The Ministry of Culture, represented by the Heritage Commission, disclosed that a joint team, comprising of Saudi and international archeological experts, made the discovery of footprints of humans, elephants and predatory animals around an ancient, dry lake on the outskirts of the Tabuk region, dating back to more than 120,000 years from now.
Dr. Jasir Al-Herbish, president of the Heritage Commission, announced this during a press conference, saying that this new and important archaeological discovery represents the first scientific evidence of the oldest human habitation in the Arabian Peninsula.
“The team identified footprint traces of seven humans, 107 camels, 43 elephants and other animal traces from ibex, deer and bovine families, which were moving in groups of adults and offspring, in addition to about 233 fossils that represent the skeletal remains of elephants and oryx,” he said.
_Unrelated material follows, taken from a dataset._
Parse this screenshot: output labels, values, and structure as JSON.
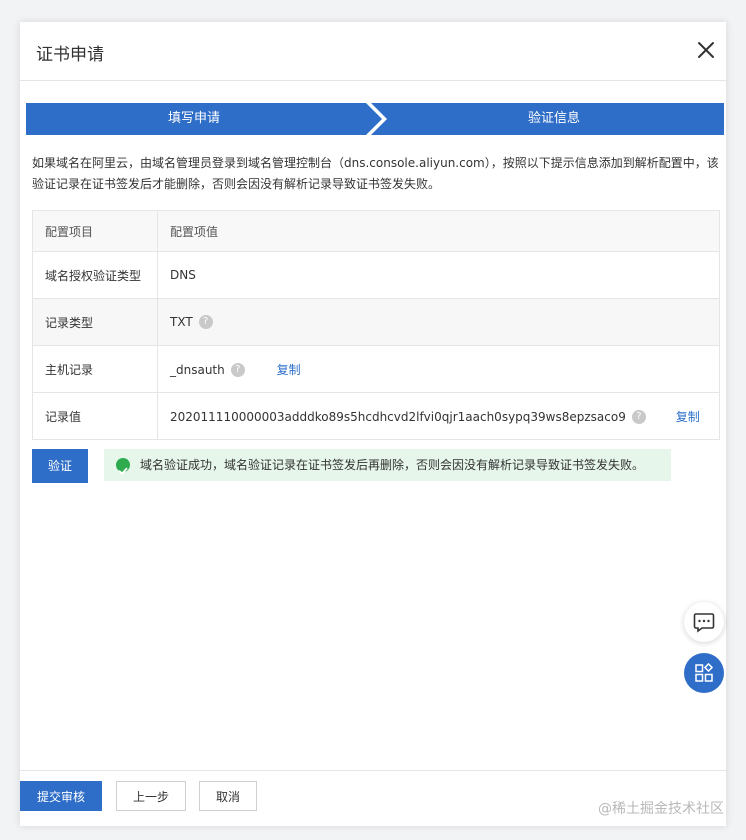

The Saudi and international research team have been working for more than 10 years on multi-disciplinary field research. The project was called “The Green Arabian Peninsula”, which covered different desert areas, around volcanic hotspots, and near some coasts in Tabuk, Najran, Riyadh, Hail, and Madinah.
The current evidence strongly supports the assertions of the existence of “Green Arabia” in the past as there are environmental records and archaeological sites dating back 500,000 years.
There were rivers and lakes throughout the Arabian Peninsula, which led to population spreads and expansions, and this confirms that the peninsula was a major crossroads between Africa and the rest of Eurasia throughout prehistoric times.